> [Assignment]: Among the records, how many lines carry the string "this"? Give that number with nothing added.

> [Raw data]:
══════
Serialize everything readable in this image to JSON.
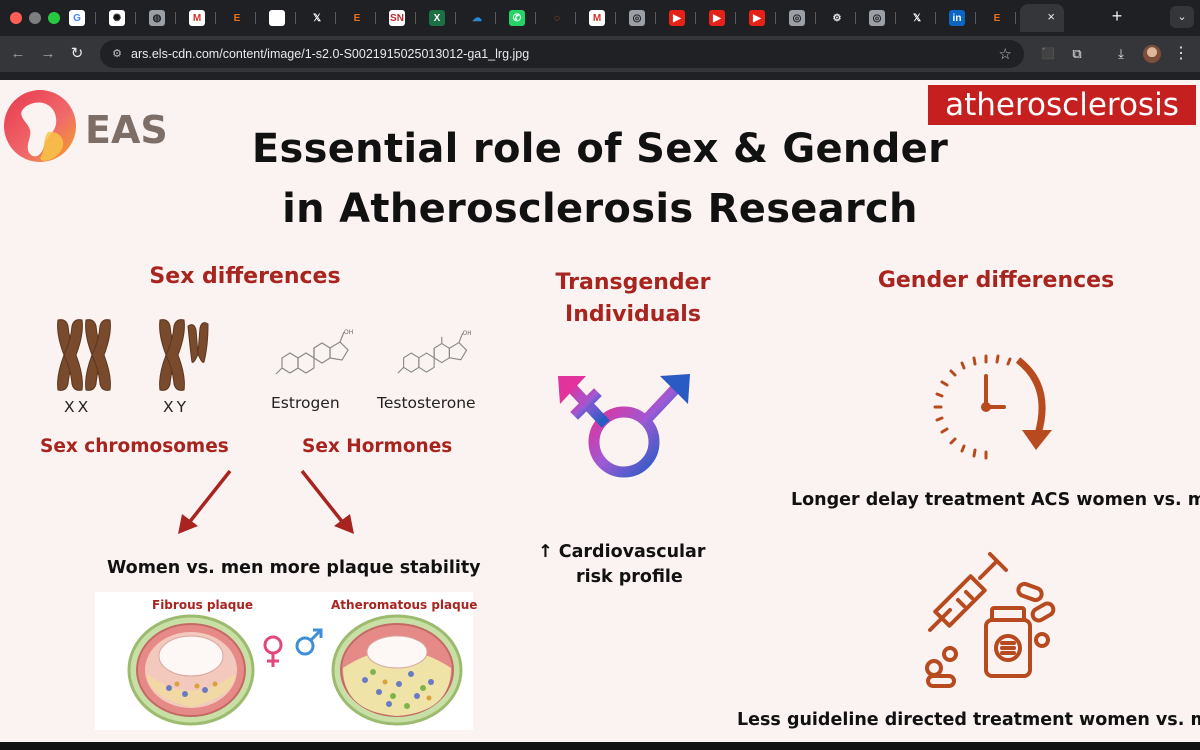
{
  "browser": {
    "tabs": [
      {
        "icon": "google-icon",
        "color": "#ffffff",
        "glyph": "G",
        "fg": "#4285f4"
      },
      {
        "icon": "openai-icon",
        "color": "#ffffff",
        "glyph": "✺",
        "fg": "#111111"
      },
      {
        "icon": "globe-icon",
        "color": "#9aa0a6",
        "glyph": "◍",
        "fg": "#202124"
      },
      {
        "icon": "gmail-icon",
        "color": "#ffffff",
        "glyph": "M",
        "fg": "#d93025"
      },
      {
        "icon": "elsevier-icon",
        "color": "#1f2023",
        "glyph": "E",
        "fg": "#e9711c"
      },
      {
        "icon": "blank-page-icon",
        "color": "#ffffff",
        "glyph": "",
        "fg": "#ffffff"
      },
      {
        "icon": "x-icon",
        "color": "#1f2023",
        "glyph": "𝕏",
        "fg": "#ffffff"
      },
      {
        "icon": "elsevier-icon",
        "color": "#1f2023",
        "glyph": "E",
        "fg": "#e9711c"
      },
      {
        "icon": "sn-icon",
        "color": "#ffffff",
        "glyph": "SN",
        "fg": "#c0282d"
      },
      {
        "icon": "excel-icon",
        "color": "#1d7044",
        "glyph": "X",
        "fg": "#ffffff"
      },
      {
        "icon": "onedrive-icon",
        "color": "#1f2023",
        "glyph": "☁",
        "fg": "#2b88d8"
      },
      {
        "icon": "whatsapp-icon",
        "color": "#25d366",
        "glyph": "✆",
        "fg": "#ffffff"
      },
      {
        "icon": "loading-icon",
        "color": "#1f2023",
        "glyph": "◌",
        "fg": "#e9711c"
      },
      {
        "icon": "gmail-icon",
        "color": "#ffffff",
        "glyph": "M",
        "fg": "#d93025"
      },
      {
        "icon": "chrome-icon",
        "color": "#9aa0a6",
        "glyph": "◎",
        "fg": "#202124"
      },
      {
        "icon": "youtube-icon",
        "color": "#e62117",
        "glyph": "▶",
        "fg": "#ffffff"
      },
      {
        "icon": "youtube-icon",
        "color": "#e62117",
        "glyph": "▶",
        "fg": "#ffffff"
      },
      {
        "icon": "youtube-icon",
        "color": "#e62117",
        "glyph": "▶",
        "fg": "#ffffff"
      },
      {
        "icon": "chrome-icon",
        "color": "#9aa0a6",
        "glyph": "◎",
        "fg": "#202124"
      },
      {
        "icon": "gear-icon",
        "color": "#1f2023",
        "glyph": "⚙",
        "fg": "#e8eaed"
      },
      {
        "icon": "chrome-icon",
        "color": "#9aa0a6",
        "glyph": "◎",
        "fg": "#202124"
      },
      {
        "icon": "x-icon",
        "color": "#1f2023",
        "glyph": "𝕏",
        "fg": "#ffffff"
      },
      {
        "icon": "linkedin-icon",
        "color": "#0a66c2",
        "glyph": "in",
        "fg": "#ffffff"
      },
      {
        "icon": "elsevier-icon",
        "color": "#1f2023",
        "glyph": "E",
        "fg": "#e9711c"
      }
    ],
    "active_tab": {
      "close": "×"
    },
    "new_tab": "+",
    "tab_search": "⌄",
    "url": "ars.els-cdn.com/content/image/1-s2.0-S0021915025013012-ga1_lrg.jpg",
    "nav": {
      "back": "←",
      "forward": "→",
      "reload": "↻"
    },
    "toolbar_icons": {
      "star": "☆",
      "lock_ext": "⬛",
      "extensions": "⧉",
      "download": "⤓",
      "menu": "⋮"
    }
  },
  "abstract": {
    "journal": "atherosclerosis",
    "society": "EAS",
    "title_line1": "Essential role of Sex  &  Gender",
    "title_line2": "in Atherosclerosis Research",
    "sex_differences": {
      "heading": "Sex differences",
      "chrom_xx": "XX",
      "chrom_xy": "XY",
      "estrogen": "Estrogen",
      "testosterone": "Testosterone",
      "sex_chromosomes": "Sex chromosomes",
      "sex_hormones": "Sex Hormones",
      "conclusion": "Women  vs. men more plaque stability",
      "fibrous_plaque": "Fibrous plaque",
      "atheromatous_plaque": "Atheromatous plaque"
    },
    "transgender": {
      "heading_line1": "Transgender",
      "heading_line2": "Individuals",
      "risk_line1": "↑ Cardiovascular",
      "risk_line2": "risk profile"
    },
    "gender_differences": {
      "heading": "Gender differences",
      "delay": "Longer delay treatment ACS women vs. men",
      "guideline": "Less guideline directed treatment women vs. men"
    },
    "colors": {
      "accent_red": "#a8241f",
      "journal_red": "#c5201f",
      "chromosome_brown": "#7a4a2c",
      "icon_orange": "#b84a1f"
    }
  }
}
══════
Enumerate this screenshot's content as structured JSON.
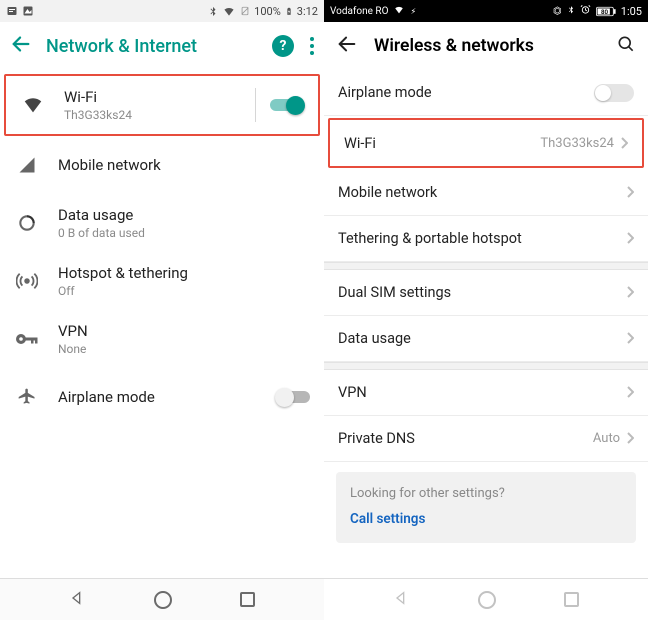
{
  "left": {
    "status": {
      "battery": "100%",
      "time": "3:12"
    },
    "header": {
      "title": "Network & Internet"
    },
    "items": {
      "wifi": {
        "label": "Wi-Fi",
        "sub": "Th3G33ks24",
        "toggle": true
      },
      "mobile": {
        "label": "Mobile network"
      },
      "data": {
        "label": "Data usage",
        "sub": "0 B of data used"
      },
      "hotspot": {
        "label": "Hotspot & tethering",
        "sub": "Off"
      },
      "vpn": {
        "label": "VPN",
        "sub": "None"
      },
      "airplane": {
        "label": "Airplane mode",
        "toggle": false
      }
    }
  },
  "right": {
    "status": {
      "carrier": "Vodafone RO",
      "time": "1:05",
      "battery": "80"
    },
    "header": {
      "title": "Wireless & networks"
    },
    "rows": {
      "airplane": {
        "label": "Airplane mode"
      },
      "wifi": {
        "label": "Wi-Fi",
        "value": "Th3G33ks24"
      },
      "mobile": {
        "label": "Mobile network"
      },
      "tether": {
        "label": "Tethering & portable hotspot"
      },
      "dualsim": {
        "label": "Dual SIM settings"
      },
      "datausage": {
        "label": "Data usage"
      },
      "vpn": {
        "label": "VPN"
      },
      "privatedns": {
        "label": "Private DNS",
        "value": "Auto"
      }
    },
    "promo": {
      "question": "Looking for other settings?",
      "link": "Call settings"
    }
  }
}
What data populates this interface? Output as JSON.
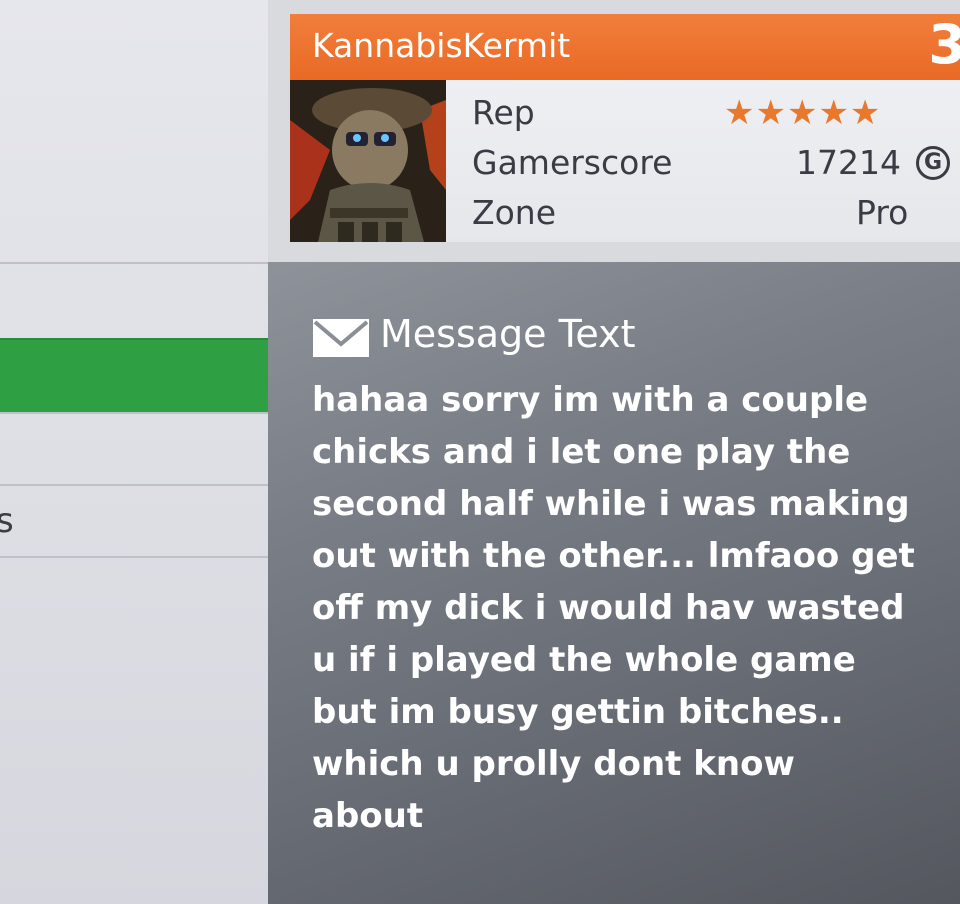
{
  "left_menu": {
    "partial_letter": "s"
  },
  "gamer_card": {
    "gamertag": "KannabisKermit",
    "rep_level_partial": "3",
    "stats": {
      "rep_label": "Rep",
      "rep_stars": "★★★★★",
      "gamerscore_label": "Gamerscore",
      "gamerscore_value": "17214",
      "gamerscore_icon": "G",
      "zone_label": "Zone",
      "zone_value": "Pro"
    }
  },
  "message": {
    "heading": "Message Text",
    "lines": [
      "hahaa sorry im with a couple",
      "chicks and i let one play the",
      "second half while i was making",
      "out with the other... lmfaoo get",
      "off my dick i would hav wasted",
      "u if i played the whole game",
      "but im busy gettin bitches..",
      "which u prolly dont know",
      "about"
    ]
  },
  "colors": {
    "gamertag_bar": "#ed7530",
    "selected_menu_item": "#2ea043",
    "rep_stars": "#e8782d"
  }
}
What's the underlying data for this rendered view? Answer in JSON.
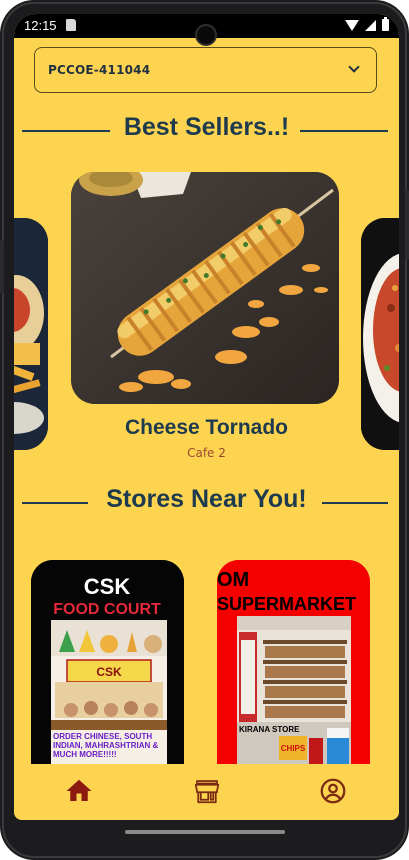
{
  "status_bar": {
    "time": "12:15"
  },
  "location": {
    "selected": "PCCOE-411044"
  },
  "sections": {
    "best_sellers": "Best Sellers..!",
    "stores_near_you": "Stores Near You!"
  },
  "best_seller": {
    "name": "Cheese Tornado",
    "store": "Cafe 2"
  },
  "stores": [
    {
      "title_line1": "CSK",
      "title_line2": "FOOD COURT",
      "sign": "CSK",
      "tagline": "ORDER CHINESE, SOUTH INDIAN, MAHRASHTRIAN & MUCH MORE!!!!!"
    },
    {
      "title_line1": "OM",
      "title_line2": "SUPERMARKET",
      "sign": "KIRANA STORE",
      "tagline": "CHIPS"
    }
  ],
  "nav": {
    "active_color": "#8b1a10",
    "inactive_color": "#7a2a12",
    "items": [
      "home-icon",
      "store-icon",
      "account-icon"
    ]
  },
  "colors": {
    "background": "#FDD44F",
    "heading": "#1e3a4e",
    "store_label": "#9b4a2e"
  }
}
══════
> [Solution]: 4